Tuesday night worlds with Will: I am embarrassed to tell this one, but it enlightened me. Will began his riding on our tandem. It was nice. A tandem ride is exhilarating, think, roller coaster. They are fast, Will is light and very easy to pull around. Our rule was, we would finish when he was done. That’s good. There would be accelerations when he wanted to, usually to try and drop his mom. A good rule: never drop your mom!! Then one day I decided to take him on the Tuesday worlds. We roll around the park and he is having a ball in the peloton. We both have good legs. Then it starts. Kaboom. We are drilling it. Hanging on for dear life, both of us burning matches. We answer, we stay in the main group. After the ride, we sit, and I get that famous Will hug and squeeze. He is exhilarated and proud. Good, right? The next day he is sore and drained. “Will, you wanna ride?” I ask. “Nah.” Problem is, I heard that same “nah” for a month or so.

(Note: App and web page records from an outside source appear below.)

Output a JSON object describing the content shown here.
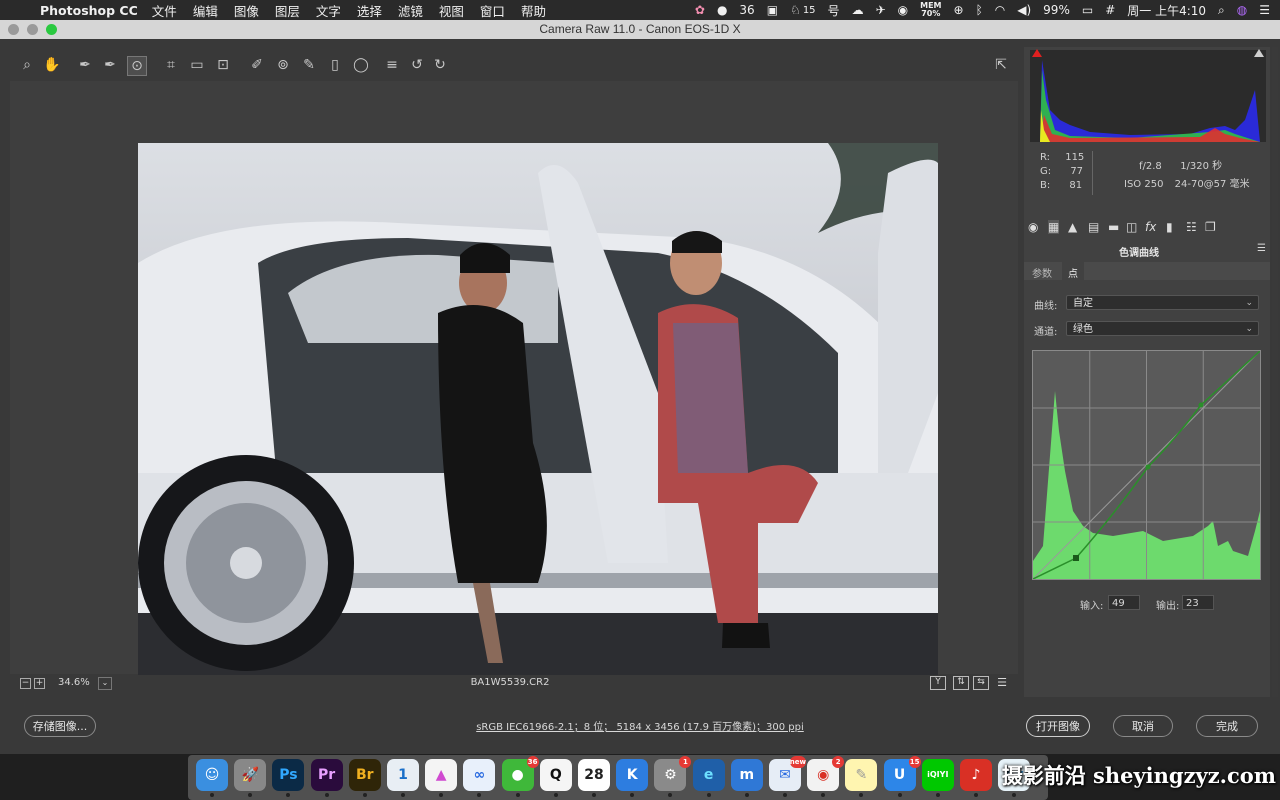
{
  "menubar": {
    "app_name": "Photoshop CC",
    "menus": [
      "文件",
      "编辑",
      "图像",
      "图层",
      "文字",
      "选择",
      "滤镜",
      "视图",
      "窗口",
      "帮助"
    ],
    "wechat_count": "36",
    "app15_count": "15",
    "mem_label": "MEM",
    "mem_value": "70%",
    "battery": "99%",
    "clock": "周一 上午4:10"
  },
  "window": {
    "title": "Camera Raw 11.0 -  Canon EOS-1D X"
  },
  "toolbar": {
    "tools": [
      "zoom-icon",
      "hand-icon",
      "white-balance-icon",
      "color-sampler-icon",
      "targeted-adjustment-icon",
      "crop-icon",
      "straighten-icon",
      "transform-icon",
      "spot-removal-icon",
      "red-eye-icon",
      "adjustment-brush-icon",
      "graduated-filter-icon",
      "radial-filter-icon",
      "preferences-icon",
      "rotate-ccw-icon",
      "rotate-cw-icon"
    ]
  },
  "preview": {
    "zoom": "34.6%",
    "filename": "BA1W5539.CR2"
  },
  "info": {
    "r_label": "R:",
    "r": "115",
    "g_label": "G:",
    "g": "77",
    "b_label": "B:",
    "b": "81",
    "aperture": "f/2.8",
    "shutter": "1/320 秒",
    "iso": "ISO 250",
    "lens": "24-70@57 毫米"
  },
  "panel": {
    "title": "色调曲线",
    "tabs": [
      "参数",
      "点"
    ],
    "curve_label": "曲线:",
    "curve_value": "自定",
    "channel_label": "通道:",
    "channel_value": "绿色",
    "input_label": "输入:",
    "input_value": "49",
    "output_label": "输出:",
    "output_value": "23"
  },
  "bottom": {
    "save_label": "存储图像...",
    "workflow": "sRGB IEC61966-2.1；8 位；  5184 x 3456 (17.9 百万像素)；300 ppi",
    "open_label": "打开图像",
    "cancel_label": "取消",
    "done_label": "完成"
  },
  "dock": {
    "apps": [
      {
        "name": "finder",
        "label": "☺",
        "bg": "#3a8fe0",
        "color": "#fff"
      },
      {
        "name": "launchpad",
        "label": "🚀",
        "bg": "#888",
        "color": "#fff"
      },
      {
        "name": "photoshop",
        "label": "Ps",
        "bg": "#0b2a46",
        "color": "#31a8ff"
      },
      {
        "name": "premiere",
        "label": "Pr",
        "bg": "#2a0b3c",
        "color": "#e8a0ff"
      },
      {
        "name": "bridge",
        "label": "Br",
        "bg": "#2f2508",
        "color": "#f0b020"
      },
      {
        "name": "1password",
        "label": "1",
        "bg": "#e8eef4",
        "color": "#1a6fc9"
      },
      {
        "name": "prism",
        "label": "▲",
        "bg": "#f4f4f4",
        "color": "#d04ad0"
      },
      {
        "name": "baidu-netdisk",
        "label": "∞",
        "bg": "#e8f0fb",
        "color": "#2a6be0"
      },
      {
        "name": "wechat",
        "label": "●",
        "bg": "#3fb83a",
        "color": "#fff",
        "badge": "36"
      },
      {
        "name": "qq",
        "label": "Q",
        "bg": "#f5f5f5",
        "color": "#111"
      },
      {
        "name": "calendar",
        "label": "28",
        "bg": "#fff",
        "color": "#222"
      },
      {
        "name": "kuaiya",
        "label": "K",
        "bg": "#2d7de0",
        "color": "#fff"
      },
      {
        "name": "system-preferences",
        "label": "⚙",
        "bg": "#8a8a8a",
        "color": "#fff",
        "badge": "1"
      },
      {
        "name": "edge",
        "label": "e",
        "bg": "#1f5fa8",
        "color": "#6de0ff"
      },
      {
        "name": "maxthon",
        "label": "m",
        "bg": "#2f78d6",
        "color": "#fff"
      },
      {
        "name": "mail-new",
        "label": "✉",
        "bg": "#e6edf6",
        "color": "#2a6be0",
        "badge": "new"
      },
      {
        "name": "chrome",
        "label": "◉",
        "bg": "#f2f2f2",
        "color": "#d93025",
        "badge": "2"
      },
      {
        "name": "notes",
        "label": "✎",
        "bg": "#fff5b0",
        "color": "#999"
      },
      {
        "name": "u-app",
        "label": "U",
        "bg": "#2d86e8",
        "color": "#fff",
        "badge": "15"
      },
      {
        "name": "iqiyi",
        "label": "iQIYI",
        "bg": "#00c800",
        "color": "#fff"
      },
      {
        "name": "netease-music",
        "label": "♪",
        "bg": "#d93025",
        "color": "#fff"
      },
      {
        "name": "ev-app",
        "label": "ev",
        "bg": "#e6f2f8",
        "color": "#3a9ad8"
      }
    ]
  },
  "watermark": "摄影前沿 sheyingzyz.com"
}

As Bobrow has outlined, the “drill it out-biggest loser,” Lakeside Seahawk, Mockingbird soccer and Turner gymnastics approach is not sustainable.

Don’t believe me? Read a professional coach’s opinion on “training” of a 14 year old. The well known and respected cycling guru, Joel Friel is saying the best thing for kids is to have fun and learn skills.

Some numbers to consider on middle school age racing times…

BMX: 90 seconds
400m Freestyle Swim: 5-6 min
CC Run (3K): 9-13 min.

Why do we crossers have to make are 10-14 year olds race the same time as elite collegiate 10k runners or elite Master CX racers?

Why does the epicenter of cross, Belgium, not even have a national cross championship for under 16 year olds?

If I was your coach, I would say no training, just ride your bike. Trust me, life will provide ample opportunity for “training.”

JMM

2 comments

  1. Controversial. Yes. But it shouldn't be.
    It's true.

    Blog readers. I am a master of the obvious. Save the kiddies' matches. Life is long.

    In addition to being a master of the obvious, I've done mucho research on kids' racing and training, Will is a virtual science experiment. Poor kid.

    The results say "less is more."

    Even USAC agrees w/ me. At my urging, and with much help from experts, they changed 10-14 cross nats from 30 minutes to 20 minutes.

    Some blog readers have gnashed teeth over 20-minute OVCX races. Don't. Cross is hard. 20 minutes is enough, even for the best kids. And it just means they go faster while they are racing.

    Blogger gave you examples. Davis Phinney is another good one. And the girl who won AA CC State Meet this w/e was a first-year runner.

    You want the best for your kids. Less is best.

    RDB

Comments are closed.